Pennsylvania law with regard to the duty of a mental health professional to warn third parties of threats of harm was previously explained in the case of Emerich v. Philadelphia Center for Human Development, Inc., 720 A.2d 1032 (Pa. 1998) as follows:
“In Pennsylvania, based upon the special relationship between a mental health professional and his patient, when the patient has communicated to the professional a specific and immediate threat of serious bodily injury against a specifically identified or readily identifiable third party and when the professional determines, or should determine under the standards of the mental health profession, that his patient presents a serious danger of violence to the third party, then the professional bears a duty to exercise reasonable care to protect by warning the third party against such danger.”
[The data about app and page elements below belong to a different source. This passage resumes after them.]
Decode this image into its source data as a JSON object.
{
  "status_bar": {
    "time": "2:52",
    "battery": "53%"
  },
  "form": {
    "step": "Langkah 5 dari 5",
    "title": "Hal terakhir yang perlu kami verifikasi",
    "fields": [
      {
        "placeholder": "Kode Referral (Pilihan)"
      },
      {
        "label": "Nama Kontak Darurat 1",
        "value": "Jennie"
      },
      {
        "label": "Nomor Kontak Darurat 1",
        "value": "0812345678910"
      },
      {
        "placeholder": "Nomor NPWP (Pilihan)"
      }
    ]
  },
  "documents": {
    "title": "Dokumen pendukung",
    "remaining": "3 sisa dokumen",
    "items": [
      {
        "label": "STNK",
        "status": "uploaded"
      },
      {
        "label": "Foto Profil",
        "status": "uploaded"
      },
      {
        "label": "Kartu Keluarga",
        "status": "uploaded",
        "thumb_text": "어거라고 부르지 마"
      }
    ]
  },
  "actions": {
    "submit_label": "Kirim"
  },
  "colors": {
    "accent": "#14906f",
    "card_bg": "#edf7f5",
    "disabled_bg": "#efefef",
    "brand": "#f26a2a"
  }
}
In this case, the Defendants sought dismissal of the Maas lawsuit by claiming that, although there is a duty to warn “readily identifiable” potential victims, the “neighbors” against whom Andrews articulated murderous threats were not an enumerated and readily identifiable group. Instead, they were a large, amorphous unidentifiable group of the public at large to whom there was no legal duty to warn.
Ultimately, the Supreme Court disagreed with UPMC and agreed with Maas that Andrews’ neighbors at Hampshire Hall were a “readily identifiable” group of victims and that UPMC had a duty to warn them of Andrews’ repeated threats to murder them.
The Decision by the Pennsylvania Supreme Court will allow the Mass lawsuit to go forward to a jury trial or, in the alternative, may lead to a settlement of Mass’ Wrongful Death Claims.
Tim Rayne is a Pennsylvania Car Accident, Personal Injury and Medical Malpractice lawyer with MacElree Harvey, Ltd. For over 25 years Tim has been helping accident victims understand their legal rights and assisting them in obtaining fair compensation from insurance companies either through settlement or litigation. Tim has law offices in Kennett Square and West Chester Pennsylvania and also meets with clients at their homes or virtually via Zoom or FaceTime. Contact Tim Rayne for a Free Consultation at 6108400124 or firstname.lastname@example.org.